Exercise
An exact copy of every entry is the required answer.

Recorded information
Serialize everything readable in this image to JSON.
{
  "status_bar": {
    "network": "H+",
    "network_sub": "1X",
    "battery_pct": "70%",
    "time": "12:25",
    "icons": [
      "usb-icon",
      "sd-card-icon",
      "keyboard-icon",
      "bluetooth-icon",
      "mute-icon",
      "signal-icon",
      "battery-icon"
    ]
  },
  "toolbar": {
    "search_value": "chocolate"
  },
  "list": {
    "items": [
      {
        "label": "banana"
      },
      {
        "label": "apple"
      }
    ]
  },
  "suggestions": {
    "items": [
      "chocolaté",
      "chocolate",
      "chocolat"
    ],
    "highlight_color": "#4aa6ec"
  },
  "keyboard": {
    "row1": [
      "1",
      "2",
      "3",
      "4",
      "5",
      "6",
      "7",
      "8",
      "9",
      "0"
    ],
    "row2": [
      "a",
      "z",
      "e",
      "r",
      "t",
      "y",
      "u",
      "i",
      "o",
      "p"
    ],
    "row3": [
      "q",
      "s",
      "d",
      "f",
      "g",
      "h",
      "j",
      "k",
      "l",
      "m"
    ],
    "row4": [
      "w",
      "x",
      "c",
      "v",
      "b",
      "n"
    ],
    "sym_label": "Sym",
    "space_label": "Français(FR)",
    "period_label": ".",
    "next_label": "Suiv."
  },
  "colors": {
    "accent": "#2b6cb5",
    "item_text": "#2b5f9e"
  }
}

Task answer
Serialize everything readable in this image to JSON.
{
  "status_bar": {
    "network": "H+",
    "network_sub": "1X",
    "battery_pct": "70%",
    "time": "12:25",
    "icons": [
      "usb-icon",
      "sd-card-icon",
      "keyboard-icon",
      "bluetooth-icon",
      "mute-icon",
      "signal-icon",
      "battery-icon"
    ]
  },
  "toolbar": {
    "search_value": "chocolate"
  },
  "list": {
    "items": [
      {
        "label": "banana"
      },
      {
        "label": "apple"
      }
    ]
  },
  "suggestions": {
    "items": [
      "chocolaté",
      "chocolate",
      "chocolat"
    ],
    "highlight_color": "#4aa6ec"
  },
  "keyboard": {
    "row1": [
      "1",
      "2",
      "3",
      "4",
      "5",
      "6",
      "7",
      "8",
      "9",
      "0"
    ],
    "row2": [
      "a",
      "z",
      "e",
      "r",
      "t",
      "y",
      "u",
      "i",
      "o",
      "p"
    ],
    "row3": [
      "q",
      "s",
      "d",
      "f",
      "g",
      "h",
      "j",
      "k",
      "l",
      "m"
    ],
    "row4": [
      "w",
      "x",
      "c",
      "v",
      "b",
      "n"
    ],
    "sym_label": "Sym",
    "space_label": "Français(FR)",
    "period_label": ".",
    "next_label": "Suiv."
  },
  "colors": {
    "accent": "#2b6cb5",
    "item_text": "#2b5f9e"
  }
}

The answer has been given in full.